Course Overview Hi everyone, my name's Jason Roberts. Welcome to my course, Reducing C# Code Duplication in Azure Functions. I'm a Microsoft. NET MVP, freelance developer, and author. In this course, we're going to learn how to make maintaining our Azure functions easier and reduce potential errors by reducing or eliminating duplicated code. Some of the major topics that we'll cover in this course include how to reduce duplicated code within a single function app by sharing source code, how to share compiled code within a function app and across multiple function apps, and how to refactor out shared logic into dedicated functions. By the end of this course, you'll understand how to share source code, share compiled code, and create centralized logic in shared functions to reduce duplicated code. Before beginning the course, you should be familiar writing basic C# code and have a basic understanding of Azure functions. I hope you'll join me on this journey with the Reducing C# Code Duplication in Azure Functions course, at Pluralsight.
Sharing Compiled Code Hi, welcome back. In the previous module we learned how to reduce code duplication by sharing source code amongst functions. In this module we're going to learn how we can reduce code duplication by instead of sharing source code, sharing compiled code. So in this module, we're going to start off by looking at some of the limitations of source code sharing, and then we're going to look at a number of different ways we can share compiled code. So we'll start off by learning about the pre-supplied assemblies in the functions at runtime, and then we'll learn how we can reference compiled code from NuGet packages, whether this be the official NuGet feed or an alternative or potentially private feed, such as MyGet. We'll then jump over to Visual Studio and we'll take the code from the previous module and instead of sharing it as source, we'll compile it into an assembly. Now that we've got our compiled DLL, we'll head back to the portal and we'll see how we can use this compiled assembly in a single function. If we want this same DLL to be available to all functions in the function app, we'll see how we can do this, and then we'll go and learn how we can update a shared compiled assembly in our function app. Finally, we'll see that because we've now got compiled code, we can actually share this code amongst multiple function apps, something that we can't do with source code sharing. So let's kick off this module by looking at some of the limitations of sharing source code.
Refactoring Code to a Shared Function Hi. Welcome back to this final module. In the previous module we learned how we can share code in a compiled fashion between functions, and also across multiple function apps and other potential. NET applications. In this module we're going to be fully embracing the idea of functions as a service, and we're going to go and refactor the validation code into a shared Azure function.
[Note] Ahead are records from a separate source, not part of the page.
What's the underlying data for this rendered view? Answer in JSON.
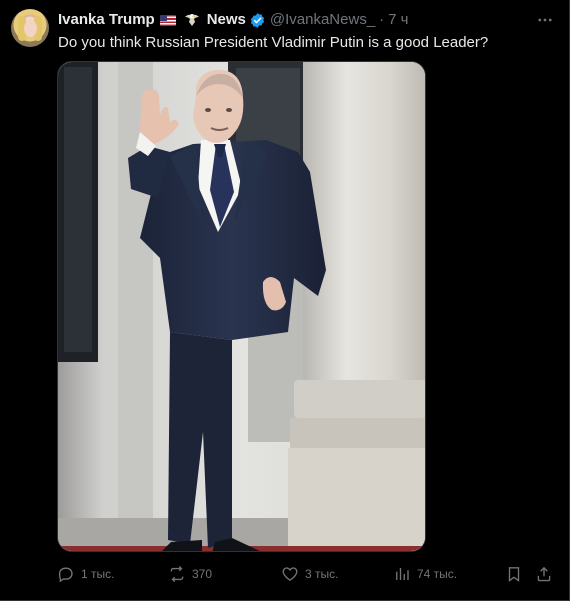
{
  "colors": {
    "background": "#000000",
    "text_primary": "#e7e9ea",
    "text_secondary": "#71767b",
    "verified": "#1d9bf0",
    "border": "#2f3336"
  },
  "tweet": {
    "author": {
      "name": "Ivanka Trump",
      "flag_icon": "us-flag-icon",
      "extra_icon": "eagle-icon",
      "label": "News",
      "verified_icon": "verified-badge-icon",
      "handle": "@IvankaNews_",
      "separator": "·",
      "time": "7 ч"
    },
    "more_icon": "more-horizontal-icon",
    "text": "Do you think Russian President Vladimir Putin is a good Leader?",
    "media_icon": "photo-icon",
    "actions": {
      "reply": {
        "icon": "reply-icon",
        "count": "1 тыс."
      },
      "retweet": {
        "icon": "retweet-icon",
        "count": "370"
      },
      "like": {
        "icon": "heart-icon",
        "count": "3 тыс."
      },
      "views": {
        "icon": "views-icon",
        "count": "74 тыс."
      },
      "bookmark": {
        "icon": "bookmark-icon"
      },
      "share": {
        "icon": "share-icon"
      }
    }
  }
}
So in this module, we're going to go and create a new function, and we're going to move the loan application validation logic into this new HTTP function. So just as the example was in the previous modules, we're going to just stick with validating the age, but you can imagine more complex validation happening here. Now we've got our new validation function, we'll start off by refactoring the HTTP function, and rather than using the validation code in the shared assembly, we'll instead use the validation code from our new HTTP function. We'll then go and follow the same approach for our queue function, once again we'll remove the reliance on the validation code from the compiled assembly and use the validation logic in the new function. Now we have all of our validation logic in a single function, we'll go and make a business change. So we'll go and change the age to 25, and because we have this logic in the shared function now, we'll see that we don't have to go an upload any new assembly versions. So let's jump over to the portal and we'll go and create our new validation function.